Deserving or not, he faces a tough future. Arun will be processed in one of the camps set up all over Germany in former military bases, school gymnasiums, sports halls, even a former monastery. Yet, just like him, almost every male migrant I meet is optimistic.
Outside the Bayernkaserne camp, for instance, I meet Ali, who arrived eight days ago via Greece. He used to be a travel agent in Lahore, the cultural capital of Pakistan.
‘When I lost my job, I set out with six friends,’ he says. ‘There is every nation in the camp–a lot from Pakistan, like me. I chose Germany because they want us here.’
I dare not tell Ali this is not entirely true. Unless he is lucky, he won’t be given refugee status, as he is an economic migrant.
It is the same story when I meet Janaid Jamshad, a 25-year-old former student.
Also from Lahore, he has been here for ten days. ‘I came to Germany first in 2013 and they pushed me out again,’ he says with a laugh. ‘I came back when I heard Mrs Merkel was opening the doors. I have claimed asylum and they are processing my application. Because I am young, I hope they will take me.’
Not that everything is rosy for him now. ‘The camp is overflowing,’ he says. ‘I have just been to the doctor in the shopping centre because I have a headache. Even there, there are queues of migrants waiting. The doctors at the camp will only give one pill at a time. So we find other places for medical help, and pay for it.’
Back in the Giessen curry house, I continue talking to asylum claimant Atif. ‘We think having children will help us,’ he says. ‘Our house is very big, and they give us money, too.’
I point out that Karachi, despite the political violence there, is not in a war zone.
He still hopes to persuade the authorities he is a genuine refugee, though, and hopes he won’t be returned to Pakistan because he now has no official national identity–in a deal with the smuggling gang, he handed them his own passport and those of his family when they arrived in Germany. They were the ‘payment’ in exchange for the family’s fake visas and will be used again to smuggle more customers into Europe.
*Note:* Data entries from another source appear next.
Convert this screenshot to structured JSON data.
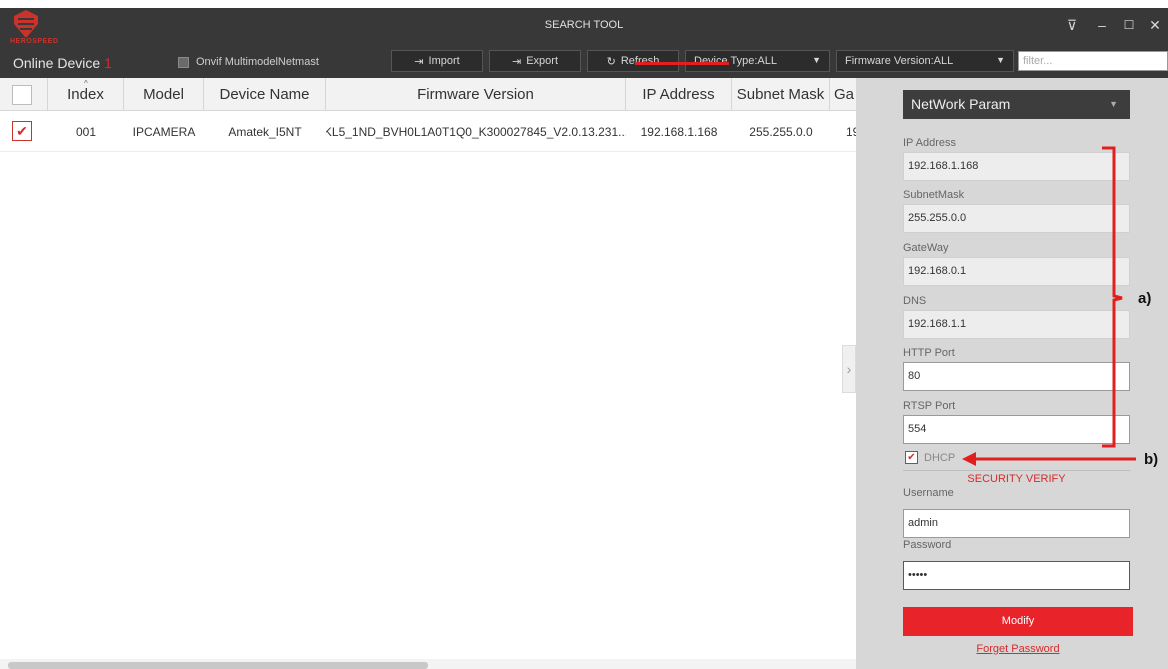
{
  "window": {
    "title": "SEARCH TOOL",
    "brand": "HEROSPEED"
  },
  "toolbar": {
    "online_label": "Online Device",
    "online_count": "1",
    "onvif_label": "Onvif MultimodelNetmast",
    "import_label": "Import",
    "export_label": "Export",
    "refresh_label": "Refresh",
    "device_type": "Device Type:ALL",
    "firmware_version": "Firmware Version:ALL",
    "filter_placeholder": "filter..."
  },
  "table": {
    "columns": [
      "Index",
      "Model",
      "Device Name",
      "Firmware Version",
      "IP Address",
      "Subnet Mask",
      "Ga"
    ],
    "rows": [
      {
        "index": "001",
        "model": "IPCAMERA",
        "device_name": "Amatek_I5NT",
        "firmware": "KL5_1ND_BVH0L1A0T1Q0_K300027845_V2.0.13.231...",
        "ip": "192.168.1.168",
        "subnet": "255.255.0.0",
        "gateway": "19"
      }
    ]
  },
  "panel": {
    "mode": "NetWork Param",
    "ip_label": "IP Address",
    "ip_value": "192.168.1.168",
    "subnet_label": "SubnetMask",
    "subnet_value": "255.255.0.0",
    "gateway_label": "GateWay",
    "gateway_value": "192.168.0.1",
    "dns_label": "DNS",
    "dns_value": "192.168.1.1",
    "http_label": "HTTP Port",
    "http_value": "80",
    "rtsp_label": "RTSP Port",
    "rtsp_value": "554",
    "dhcp_label": "DHCP",
    "security_label": "SECURITY VERIFY",
    "username_label": "Username",
    "username_value": "admin",
    "password_label": "Password",
    "password_value": "•••••",
    "modify_label": "Modify",
    "forget_label": "Forget Password"
  },
  "annotations": {
    "a": "a)",
    "b": "b)"
  },
  "colors": {
    "accent_red": "#e8242a",
    "dark_bar": "#383838",
    "panel_bg": "#d7d7d7"
  }
}
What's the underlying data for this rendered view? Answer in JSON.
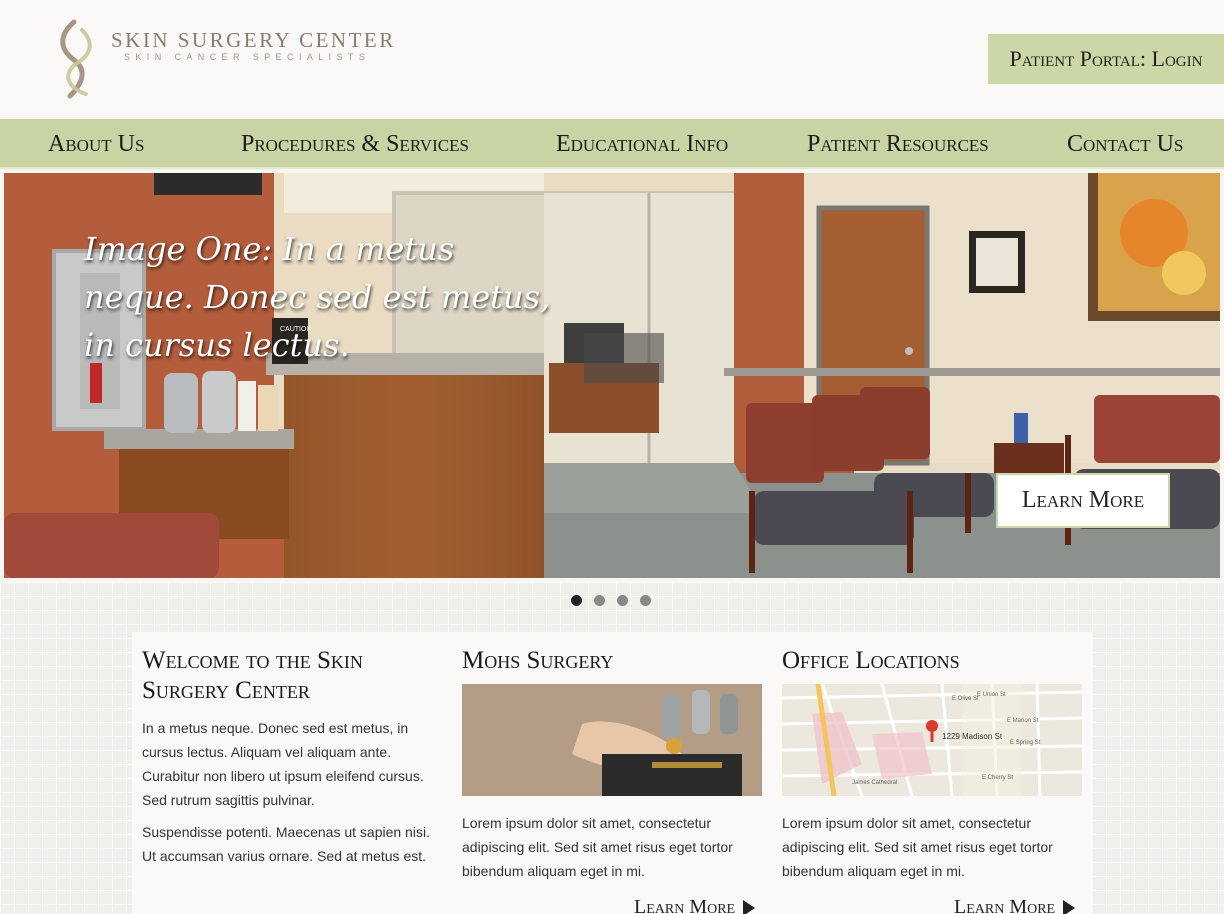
{
  "header": {
    "logo_title": "SKIN SURGERY CENTER",
    "logo_subtitle": "SKIN CANCER SPECIALISTS",
    "portal_label": "Patient Portal: Login"
  },
  "nav": {
    "items": [
      {
        "label": "About Us"
      },
      {
        "label": "Procedures & Services"
      },
      {
        "label": "Educational Info"
      },
      {
        "label": "Patient Resources"
      },
      {
        "label": "Contact Us"
      }
    ]
  },
  "hero": {
    "caption": "Image One: In a metus neque. Donec sed est metus, in cursus lectus.",
    "button_label": "Learn More",
    "caution_sign": "CAUTION",
    "slides_total": 4,
    "active_slide": 1
  },
  "columns": [
    {
      "title": "Welcome to the Skin Surgery Center",
      "paragraphs": [
        "In a metus neque. Donec sed est metus, in cursus lectus. Aliquam vel aliquam ante. Curabitur non libero ut ipsum eleifend cursus. Sed rutrum sagittis pulvinar.",
        "Suspendisse potenti. Maecenas ut sapien nisi. Ut accumsan varius ornare. Sed at metus est."
      ]
    },
    {
      "title": "Mohs Surgery",
      "text": "Lorem ipsum dolor sit amet, consectetur adipiscing elit. Sed sit amet risus eget tortor bibendum aliquam eget in mi.",
      "more_label": "Learn More"
    },
    {
      "title": "Office Locations",
      "text": "Lorem ipsum dolor sit amet, consectetur adipiscing elit. Sed sit amet risus eget tortor bibendum aliquam eget in mi.",
      "more_label": "Learn More",
      "map_pin_label": "1229 Madison St",
      "map_streets": [
        "E Union St",
        "E Olive St",
        "E Marion St",
        "E Spring St",
        "E Cherry St",
        "James Cathedral",
        "Madison St"
      ]
    }
  ],
  "colors": {
    "accent_green": "#ccd7a6",
    "nav_green": "#c8d4a4",
    "logo_brown": "#8a7b6f"
  }
}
‘My children deserve a better life than in Pakistan,’ says Atif. ‘They will grow up happy in Germany.’